Total premiums received during this period amounted to approximately $96 million, marking a 5.5 per cent increase compared to the same quarter in 2022.

Huy Vatharo, chairman of the IAC, highlighted the global economic challenges that have arisen since the end of 2022. Inflation has been a major concern, affecting both the world and Cambodia. Furthermore, rising interest rates in the banking system are impacting the insurance sector, both within ASEAN and globally. Experts agree these two factors will undoubtedly influence the insurance landscape.

“While the first quarter of 2023 demonstrated positive market growth in terms of a 5.5 per cent increase in premiums, the pace of growth has slightly decelerated compared to the first quarter of 2022. This slowdown can be attributed to the ongoing global crisis,” Vatharo explained.

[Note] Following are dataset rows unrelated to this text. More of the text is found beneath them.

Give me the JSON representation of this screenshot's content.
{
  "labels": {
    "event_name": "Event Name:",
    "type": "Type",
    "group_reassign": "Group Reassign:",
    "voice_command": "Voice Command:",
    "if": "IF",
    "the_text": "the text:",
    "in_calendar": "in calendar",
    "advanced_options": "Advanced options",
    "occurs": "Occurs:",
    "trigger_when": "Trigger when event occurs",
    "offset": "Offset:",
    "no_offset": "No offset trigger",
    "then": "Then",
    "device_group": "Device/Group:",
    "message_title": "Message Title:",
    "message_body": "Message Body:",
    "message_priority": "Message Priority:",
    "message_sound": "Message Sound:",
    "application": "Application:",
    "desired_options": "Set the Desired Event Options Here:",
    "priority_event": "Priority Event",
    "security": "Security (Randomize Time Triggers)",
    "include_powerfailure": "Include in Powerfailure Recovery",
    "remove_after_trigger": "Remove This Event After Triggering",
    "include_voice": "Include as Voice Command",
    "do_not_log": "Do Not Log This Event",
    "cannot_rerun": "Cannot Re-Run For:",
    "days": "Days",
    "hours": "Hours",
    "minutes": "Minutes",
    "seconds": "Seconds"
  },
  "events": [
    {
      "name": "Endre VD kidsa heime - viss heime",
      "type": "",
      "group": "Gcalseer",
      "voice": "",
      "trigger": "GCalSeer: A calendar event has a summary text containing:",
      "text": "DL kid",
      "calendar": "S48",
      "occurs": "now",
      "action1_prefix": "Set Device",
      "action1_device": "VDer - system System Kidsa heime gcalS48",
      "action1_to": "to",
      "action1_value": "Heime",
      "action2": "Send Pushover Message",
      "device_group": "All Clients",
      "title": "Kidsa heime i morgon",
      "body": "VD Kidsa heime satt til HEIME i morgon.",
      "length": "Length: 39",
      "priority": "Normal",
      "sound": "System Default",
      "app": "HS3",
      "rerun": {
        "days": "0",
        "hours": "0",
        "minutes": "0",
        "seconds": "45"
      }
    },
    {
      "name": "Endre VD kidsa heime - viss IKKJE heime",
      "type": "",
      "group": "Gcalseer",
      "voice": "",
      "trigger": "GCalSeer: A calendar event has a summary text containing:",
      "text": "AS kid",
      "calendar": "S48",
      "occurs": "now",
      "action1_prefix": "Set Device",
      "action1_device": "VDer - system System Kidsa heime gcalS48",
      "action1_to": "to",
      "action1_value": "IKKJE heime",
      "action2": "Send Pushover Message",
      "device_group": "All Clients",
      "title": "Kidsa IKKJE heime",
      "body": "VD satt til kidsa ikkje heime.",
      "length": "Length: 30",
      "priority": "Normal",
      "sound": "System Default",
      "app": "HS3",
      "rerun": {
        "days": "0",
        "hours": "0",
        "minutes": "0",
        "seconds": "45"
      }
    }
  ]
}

The association received approximately $96 million in premiums during the first quarter, encompassing general insurance, life insurance, and micro insurance. General insurance witnessed the highest growth at seven per cent, while life insurance grew by 3.3 per cent. Additionally, micro insurance rebounded by 43 per cent after experiencing a setback due to the Covid-19 crisis in the years 2021-2022.

Vatharo noted that despite the increase in premiums, there has been a significant rise in claims, indicating that insurers have already incurred risks. In the first quarter alone, insurers in Cambodia paid out over $12 million in claims, representing a 24 per cent increase over the same period in 2022.

Similarly, Youk Chamroeunrith, CEO of Forte Insurance Group, said the growth rate of the insurance sector in Cambodia during the first quarter of 2023 was slower compared to previous quarters. Typically, each quarter exhibits an increase of approximately 10 to 15 per cent.

“The first quarter’s growth was impeded by ongoing global crises, including Covid-19 cases, conflicts, inflation and other global issues. If these global crises persist, the second quarter may be even more challenging than the first,” Chamroeunrith cautioned.